(Records from a data source)
--- START ---

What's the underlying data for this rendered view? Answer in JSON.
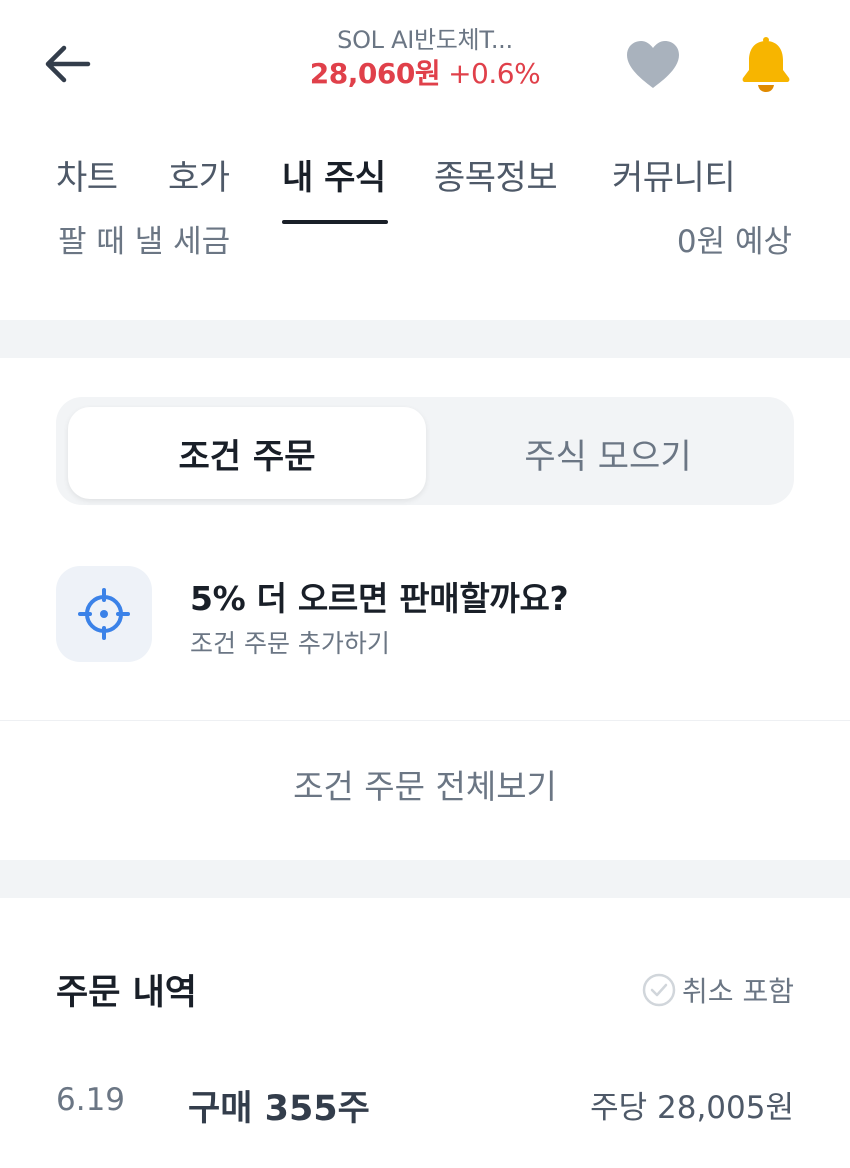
{
  "header": {
    "back_icon": "arrow-left-icon",
    "title": "SOL AI반도체T...",
    "price": "28,060원",
    "change": "+0.6%",
    "heart_icon": "heart-icon",
    "bell_icon": "bell-icon",
    "colors": {
      "price": "#e0404a",
      "heart": "#a9b2bd",
      "bell": "#f7b500"
    }
  },
  "tabs": [
    {
      "label": "차트"
    },
    {
      "label": "호가"
    },
    {
      "label": "내 주식"
    },
    {
      "label": "종목정보"
    },
    {
      "label": "커뮤니티"
    }
  ],
  "active_tab": "내 주식",
  "tax": {
    "label": "팔 때 낼 세금",
    "value": "0원 예상"
  },
  "segment": {
    "active": "조건 주문",
    "inactive": "주식 모으기"
  },
  "condition": {
    "icon": "target-icon",
    "title": "5% 더 오르면 판매할까요?",
    "subtitle": "조건 주문 추가하기"
  },
  "view_all": "조건 주문 전체보기",
  "orders": {
    "title": "주문 내역",
    "toggle_label": "취소 포함",
    "toggle_checked": false,
    "items": [
      {
        "date": "6.19",
        "desc": "구매 355주",
        "price": "주당 28,005원"
      }
    ]
  }
}
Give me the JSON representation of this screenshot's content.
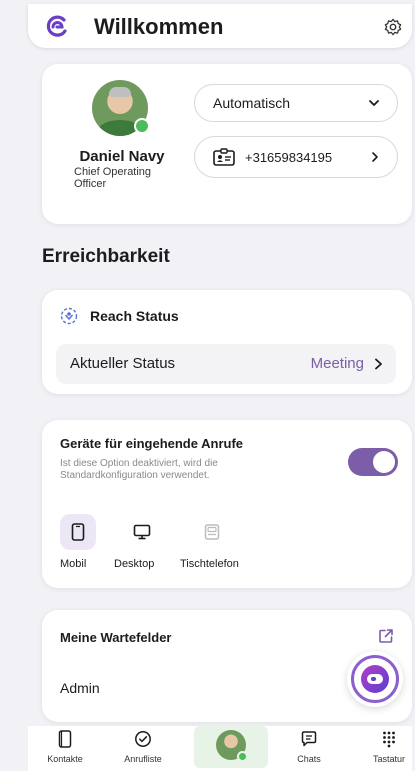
{
  "header": {
    "title": "Willkommen",
    "logo_icon": "brand-logo-icon",
    "settings_icon": "gear-icon"
  },
  "profile": {
    "name": "Daniel Navy",
    "role": "Chief Operating Officer",
    "presence": "online",
    "mode_select": {
      "value": "Automatisch"
    },
    "phone": {
      "number": "+31659834195"
    }
  },
  "section": {
    "title": "Erreichbarkeit"
  },
  "reach": {
    "title": "Reach Status",
    "current_label": "Aktueller Status",
    "current_value": "Meeting"
  },
  "devices": {
    "title": "Geräte für eingehende Anrufe",
    "description": "Ist diese Option deaktiviert, wird die Standardkonfiguration verwendet.",
    "toggle_on": true,
    "items": [
      {
        "label": "Mobil",
        "selected": true
      },
      {
        "label": "Desktop",
        "selected": false
      },
      {
        "label": "Tischtelefon",
        "selected": false,
        "disabled": true
      }
    ]
  },
  "queues": {
    "title": "Meine Wartefelder",
    "items": [
      {
        "label": "Admin"
      }
    ]
  },
  "bottom_nav": {
    "items": [
      {
        "label": "Kontakte"
      },
      {
        "label": "Anrufliste"
      },
      {
        "label": ""
      },
      {
        "label": "Chats"
      },
      {
        "label": "Tastatur"
      }
    ]
  },
  "colors": {
    "accent": "#7b5ea7",
    "status_green": "#4cbb5a",
    "background": "#f2f2f6"
  }
}
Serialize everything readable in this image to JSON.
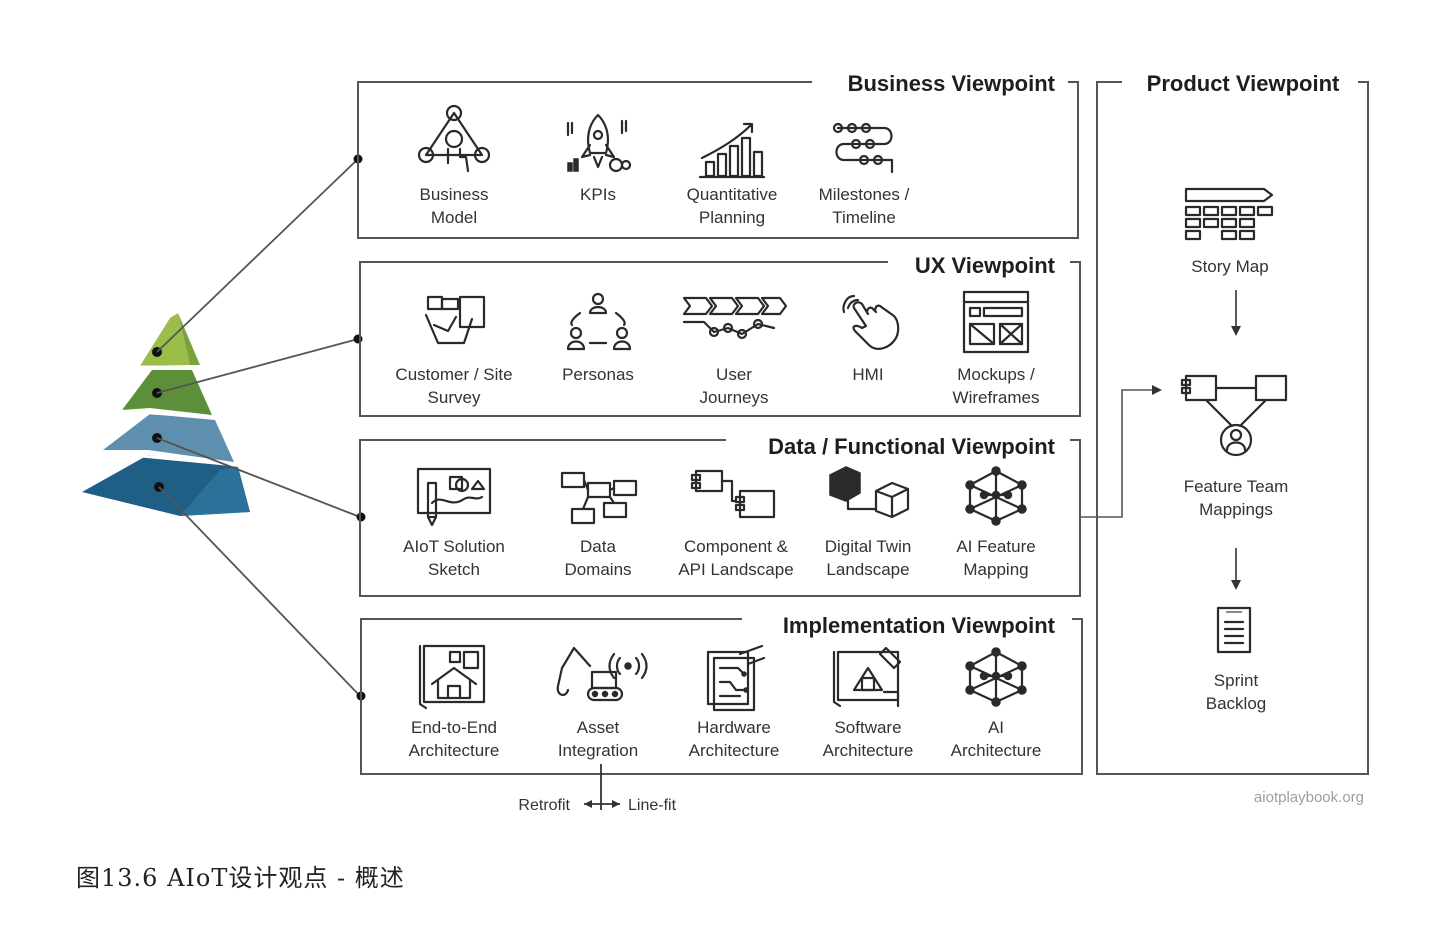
{
  "viewpoints": {
    "business": {
      "title": "Business Viewpoint",
      "items": [
        {
          "label1": "Business",
          "label2": "Model",
          "icon": "business-model-icon"
        },
        {
          "label1": "KPIs",
          "label2": "",
          "icon": "rocket-kpi-icon"
        },
        {
          "label1": "Quantitative",
          "label2": "Planning",
          "icon": "growth-chart-icon"
        },
        {
          "label1": "Milestones /",
          "label2": "Timeline",
          "icon": "timeline-icon"
        }
      ]
    },
    "ux": {
      "title": "UX Viewpoint",
      "items": [
        {
          "label1": "Customer / Site",
          "label2": "Survey",
          "icon": "survey-camera-icon"
        },
        {
          "label1": "Personas",
          "label2": "",
          "icon": "personas-icon"
        },
        {
          "label1": "User",
          "label2": "Journeys",
          "icon": "journey-arrows-icon"
        },
        {
          "label1": "HMI",
          "label2": "",
          "icon": "touch-hand-icon"
        },
        {
          "label1": "Mockups /",
          "label2": "Wireframes",
          "icon": "wireframe-icon"
        }
      ]
    },
    "data": {
      "title": "Data / Functional Viewpoint",
      "items": [
        {
          "label1": "AIoT Solution",
          "label2": "Sketch",
          "icon": "whiteboard-sketch-icon"
        },
        {
          "label1": "Data",
          "label2": "Domains",
          "icon": "data-domains-icon"
        },
        {
          "label1": "Component &",
          "label2": "API Landscape",
          "icon": "component-icon"
        },
        {
          "label1": "Digital Twin",
          "label2": "Landscape",
          "icon": "digital-twin-cubes-icon"
        },
        {
          "label1": "AI Feature",
          "label2": "Mapping",
          "icon": "neural-network-icon"
        }
      ]
    },
    "implementation": {
      "title": "Implementation Viewpoint",
      "items": [
        {
          "label1": "End-to-End",
          "label2": "Architecture",
          "icon": "house-blueprint-icon"
        },
        {
          "label1": "Asset",
          "label2": "Integration",
          "icon": "excavator-icon"
        },
        {
          "label1": "Hardware",
          "label2": "Architecture",
          "icon": "hardware-circuit-icon"
        },
        {
          "label1": "Software",
          "label2": "Architecture",
          "icon": "software-blueprint-icon"
        },
        {
          "label1": "AI",
          "label2": "Architecture",
          "icon": "neural-network-icon"
        }
      ],
      "retrofit_label": "Retrofit",
      "linefit_label": "Line-fit"
    },
    "product": {
      "title": "Product Viewpoint",
      "items": [
        {
          "label1": "Story Map",
          "label2": "",
          "icon": "story-map-icon"
        },
        {
          "label1": "Feature Team",
          "label2": "Mappings",
          "icon": "feature-team-icon"
        },
        {
          "label1": "Sprint",
          "label2": "Backlog",
          "icon": "backlog-document-icon"
        }
      ]
    }
  },
  "pyramid": {
    "colors": [
      "#9bbd4a",
      "#5d8f3a",
      "#5f8fae",
      "#1f5f86"
    ],
    "icon": "pyramid-icon"
  },
  "credit": "aiotplaybook.org",
  "caption": "图13.6 AIoT设计观点 - 概述"
}
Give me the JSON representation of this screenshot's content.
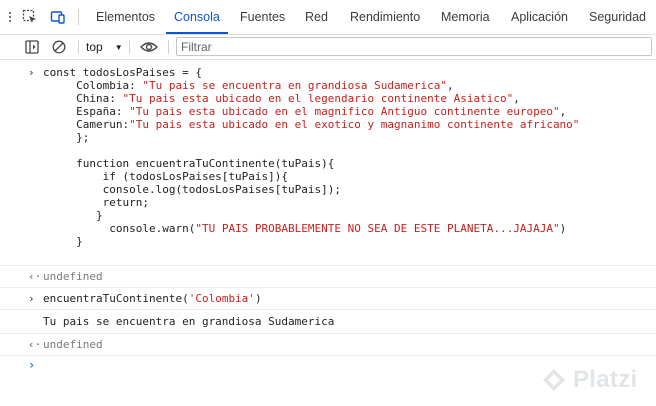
{
  "tabs": [
    {
      "label": "Elementos",
      "active": false
    },
    {
      "label": "Consola",
      "active": true
    },
    {
      "label": "Fuentes",
      "active": false
    },
    {
      "label": "Red",
      "active": false
    },
    {
      "label": "Rendimiento",
      "active": false
    },
    {
      "label": "Memoria",
      "active": false
    },
    {
      "label": "Aplicación",
      "active": false
    },
    {
      "label": "Seguridad",
      "active": false
    }
  ],
  "toolbar": {
    "context": "top",
    "filter_placeholder": "Filtrar"
  },
  "console": {
    "input1": {
      "lines": [
        "const todosLosPaises = {",
        "     Colombia: \"Tu pais se encuentra en grandiosa Sudamerica\",",
        "     China: \"Tu pais esta ubicado en el legendario continente Asiatico\",",
        "     España: \"Tu pais esta ubicado en el magnifico Antiguo continente europeo\",",
        "     Camerun:\"Tu pais esta ubicado en el exotico y magnanimo continente africano\"",
        "     };",
        "",
        "     function encuentraTuContinente(tuPais){",
        "         if (todosLosPaises[tuPais]){",
        "         console.log(todosLosPaises[tuPais]);",
        "         return;",
        "        }",
        "          console.warn(\"TU PAIS PROBABLEMENTE NO SEA DE ESTE PLANETA...JAJAJA\")",
        "     }"
      ]
    },
    "result1": "undefined",
    "input2_prefix": "encuentraTuContinente(",
    "input2_arg": "'Colombia'",
    "input2_suffix": ")",
    "log1": "Tu pais se encuentra en grandiosa Sudamerica",
    "result2": "undefined"
  },
  "watermark": "Platzi",
  "colors": {
    "accent": "#0b57d0",
    "string": "#c5221f",
    "muted": "#7a7a7a"
  }
}
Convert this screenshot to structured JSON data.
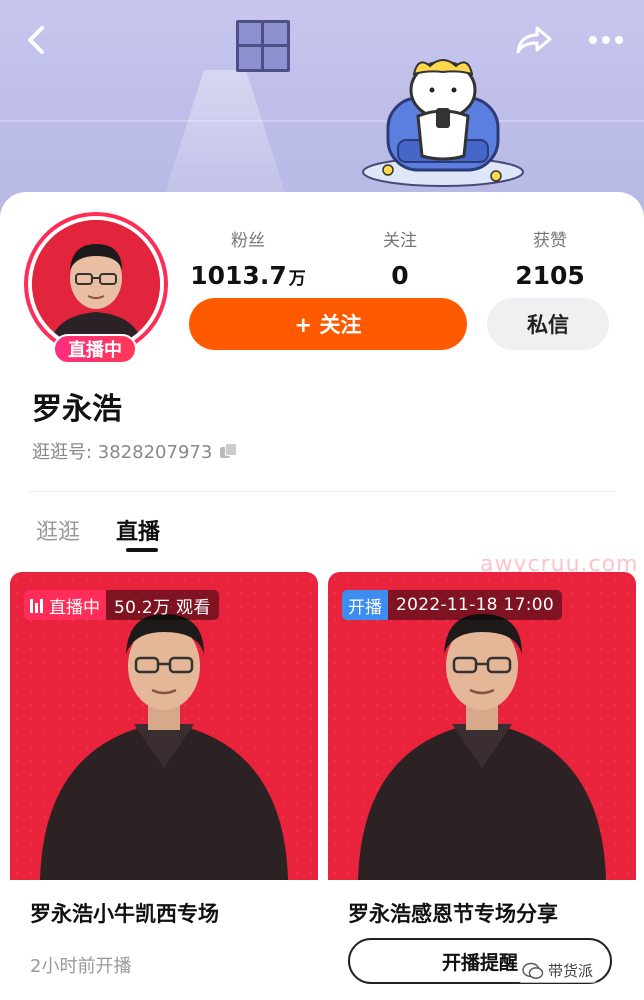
{
  "profile": {
    "live_tag": "直播中",
    "name": "罗永浩",
    "id_line": "逛逛号: 3828207973"
  },
  "stats": {
    "fans": {
      "label": "粉丝",
      "value": "1013.7",
      "unit": "万"
    },
    "following": {
      "label": "关注",
      "value": "0"
    },
    "likes": {
      "label": "获赞",
      "value": "2105"
    }
  },
  "actions": {
    "follow_label": "+ 关注",
    "message_label": "私信"
  },
  "tabs": [
    {
      "label": "逛逛",
      "active": false
    },
    {
      "label": "直播",
      "active": true
    }
  ],
  "cards": [
    {
      "badge_type": "直播中",
      "badge_info": "50.2万 观看",
      "title": "罗永浩小牛凯西专场",
      "subtitle": "2小时前开播"
    },
    {
      "badge_type": "开播",
      "badge_info": "2022-11-18 17:00",
      "title": "罗永浩感恩节专场分享",
      "button_label": "开播提醒"
    }
  ],
  "watermark": {
    "url": "awycruu.com",
    "brand": "带货派"
  },
  "colors": {
    "accent": "#ff5a00",
    "live_pink": "#ff2d55",
    "card_red": "#e9233c",
    "banner": "#c7c6ee"
  }
}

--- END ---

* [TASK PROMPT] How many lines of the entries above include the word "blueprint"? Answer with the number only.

* [PROBLEM SOLUTION] 2